It’s not very often I go searching for my copy of the Holy Bible. But whenever I find it in my brief moment of need I always say a heart-felt “Thankriste”.
Last night was one of those rare moments: it took me a while too, I had to search through acres of groaning shelves to find my barely touched King James authorised version. In this edition the actual words of Jesus himself are helpfully colour-coded.
But it wasn’t Jesus I was after last night, rather the bloody and mercenary Moses. In particular the various points in the Old Testament where he receives the absolutely must obey rules from a vengeful and jealous God.
I was seeking out the various passages in Exodus – the bit that explains Bob Marley’s drug habit – and Dudedontneuterme – the bit where the Levi-wearing Midianites beg Moses not to cut their bits off (in vain it turns out) – where the Ten Commandments are explained.
“And, as a level 7 aetheist, you are doing this why?” At least that was the reaction from a disbelieving Mrs Martini.
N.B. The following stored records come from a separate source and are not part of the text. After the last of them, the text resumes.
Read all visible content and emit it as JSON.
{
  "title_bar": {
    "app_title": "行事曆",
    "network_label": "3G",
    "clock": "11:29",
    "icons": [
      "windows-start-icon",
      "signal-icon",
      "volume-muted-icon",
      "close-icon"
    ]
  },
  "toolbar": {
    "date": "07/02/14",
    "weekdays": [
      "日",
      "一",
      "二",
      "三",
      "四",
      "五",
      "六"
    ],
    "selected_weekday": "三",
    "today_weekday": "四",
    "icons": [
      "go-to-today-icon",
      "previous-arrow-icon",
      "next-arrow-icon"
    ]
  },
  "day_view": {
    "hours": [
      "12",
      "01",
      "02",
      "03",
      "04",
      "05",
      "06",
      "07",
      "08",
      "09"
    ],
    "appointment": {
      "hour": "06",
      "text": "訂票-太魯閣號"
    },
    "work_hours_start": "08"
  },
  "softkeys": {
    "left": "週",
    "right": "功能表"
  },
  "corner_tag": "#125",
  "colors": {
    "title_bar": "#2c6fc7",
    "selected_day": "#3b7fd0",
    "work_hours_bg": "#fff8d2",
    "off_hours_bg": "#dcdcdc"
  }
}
She didn’t even know we had a Holy Bible in the house and she was most amused that I would choose it as my bedtime reading.
“Well actually, Moac,” I carefully explained, “I’m reading Vanity Fair and the Bible’s only here as a reference guide.”
Moac gets this; while doing her BA she was told to read the Holy Bible (I always feel there should be an exclamation mark here, like this: “Holy Bible! Batman.”) as it was the foundation for a lot of literary references. I pointed out to her that the late, great HST swore by the Bible. He swore at pretty much everything, but that’s another story.
Mr Hitchens carving himself a new one
This story is about the essay in VF by Christopher Hitchens in which he argues that the Ten Commandments should be revised and redacted. The points he makes – which is why I needed the Holy Bible! – are that at the various times in Exodus and Dudedontneuterme where the tablets of stone are mentioned, the wording does indeed change and that the surly and obviously mad-as-a-hatter Moses even smashes the original set in anger. An even angrier God has him go back up the fuckenmountain for another 40 days and 40 nights** to hew some more freakentablets.
I didn’t know, until I read in Hitchen’s piece that the Ten Commandments had changed from one passage to another. The Vanity Fair piece is worth a read; Exodus was a classic piece of reggae-rock; the book of Dudedontneuterme is worth a laugh, but it’s far too frightening for children.
The New Commandments: Christopher Hitchens, Vanity Fair, April 2010
** I checked: this is not the same 40 days and 40 nights during which the earth flooded and Noah’s ark ended up on another fuckenmountain.